Brief: What is the number of lines below that contain the string "time"? Give it and nothing else.

________________________________________

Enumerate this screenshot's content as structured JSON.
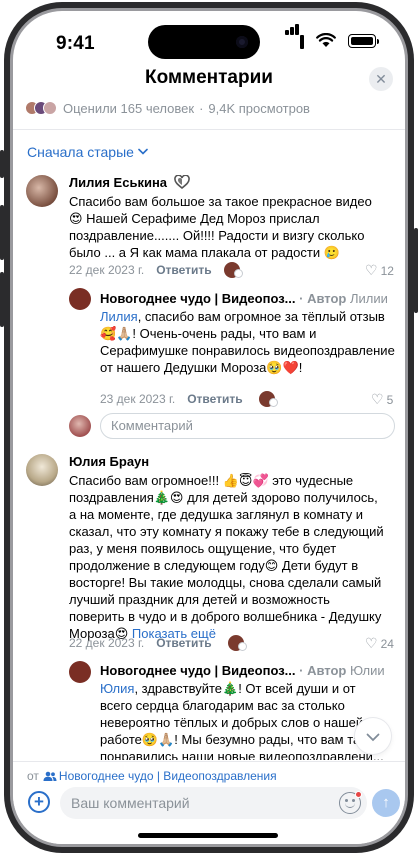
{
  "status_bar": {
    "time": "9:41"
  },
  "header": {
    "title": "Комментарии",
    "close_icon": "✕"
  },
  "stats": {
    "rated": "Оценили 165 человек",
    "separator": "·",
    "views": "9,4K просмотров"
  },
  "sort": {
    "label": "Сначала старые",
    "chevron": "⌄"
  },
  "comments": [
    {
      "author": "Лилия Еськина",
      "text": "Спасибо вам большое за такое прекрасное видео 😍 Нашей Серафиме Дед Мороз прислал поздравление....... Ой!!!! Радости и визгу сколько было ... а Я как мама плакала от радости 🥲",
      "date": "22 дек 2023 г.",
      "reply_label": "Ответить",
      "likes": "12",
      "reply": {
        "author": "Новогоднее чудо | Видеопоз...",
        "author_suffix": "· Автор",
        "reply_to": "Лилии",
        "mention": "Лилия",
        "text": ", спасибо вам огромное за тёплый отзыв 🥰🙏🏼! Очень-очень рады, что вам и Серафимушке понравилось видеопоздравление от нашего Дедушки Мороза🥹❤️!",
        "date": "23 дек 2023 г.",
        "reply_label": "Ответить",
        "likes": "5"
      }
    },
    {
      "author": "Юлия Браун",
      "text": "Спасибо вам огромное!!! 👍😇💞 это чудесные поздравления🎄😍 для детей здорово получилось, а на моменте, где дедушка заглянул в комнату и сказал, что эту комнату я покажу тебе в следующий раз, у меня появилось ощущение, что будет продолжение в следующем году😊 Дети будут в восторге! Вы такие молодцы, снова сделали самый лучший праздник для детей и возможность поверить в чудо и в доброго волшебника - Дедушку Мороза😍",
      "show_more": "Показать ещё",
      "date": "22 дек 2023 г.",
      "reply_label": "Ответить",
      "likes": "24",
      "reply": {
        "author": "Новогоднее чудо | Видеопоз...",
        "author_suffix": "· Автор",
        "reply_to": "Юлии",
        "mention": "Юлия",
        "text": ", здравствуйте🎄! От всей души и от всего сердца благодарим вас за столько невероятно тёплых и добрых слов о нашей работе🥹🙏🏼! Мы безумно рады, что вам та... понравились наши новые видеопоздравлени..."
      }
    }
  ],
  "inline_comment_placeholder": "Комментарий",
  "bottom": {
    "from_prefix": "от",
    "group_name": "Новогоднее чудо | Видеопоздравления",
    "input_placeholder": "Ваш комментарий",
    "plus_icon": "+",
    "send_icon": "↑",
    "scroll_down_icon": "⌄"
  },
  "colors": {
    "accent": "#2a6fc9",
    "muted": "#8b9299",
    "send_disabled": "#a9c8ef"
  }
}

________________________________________

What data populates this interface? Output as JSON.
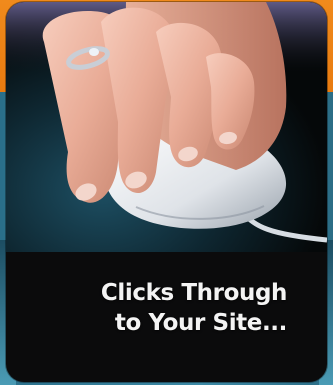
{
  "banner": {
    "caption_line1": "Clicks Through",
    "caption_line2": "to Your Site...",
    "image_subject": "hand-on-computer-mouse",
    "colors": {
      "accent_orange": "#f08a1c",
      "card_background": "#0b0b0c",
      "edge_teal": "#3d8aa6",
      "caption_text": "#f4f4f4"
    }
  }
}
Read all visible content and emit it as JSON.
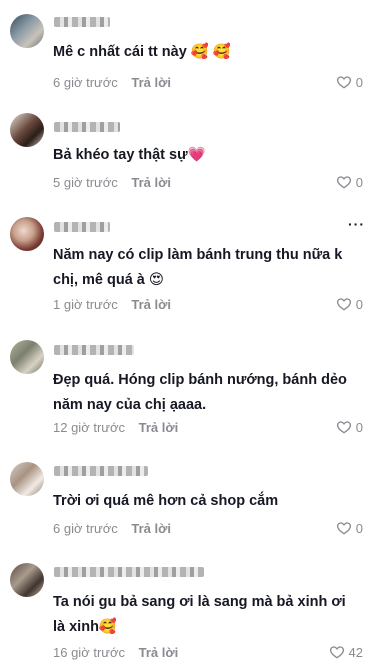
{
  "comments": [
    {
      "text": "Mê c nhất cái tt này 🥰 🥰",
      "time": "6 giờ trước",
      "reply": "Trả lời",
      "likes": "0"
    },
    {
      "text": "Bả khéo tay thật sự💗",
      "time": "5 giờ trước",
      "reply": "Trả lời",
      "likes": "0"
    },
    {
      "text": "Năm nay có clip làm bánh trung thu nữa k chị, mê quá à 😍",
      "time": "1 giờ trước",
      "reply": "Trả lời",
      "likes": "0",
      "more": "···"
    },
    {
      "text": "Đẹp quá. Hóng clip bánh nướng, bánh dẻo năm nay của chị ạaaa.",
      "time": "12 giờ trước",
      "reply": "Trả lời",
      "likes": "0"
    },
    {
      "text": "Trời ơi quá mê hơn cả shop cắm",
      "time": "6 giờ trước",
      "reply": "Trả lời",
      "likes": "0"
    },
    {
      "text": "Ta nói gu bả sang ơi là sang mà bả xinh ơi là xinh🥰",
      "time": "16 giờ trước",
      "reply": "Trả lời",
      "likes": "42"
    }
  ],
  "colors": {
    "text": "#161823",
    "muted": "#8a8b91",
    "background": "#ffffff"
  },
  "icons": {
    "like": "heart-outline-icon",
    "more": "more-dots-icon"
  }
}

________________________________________

Answer: 7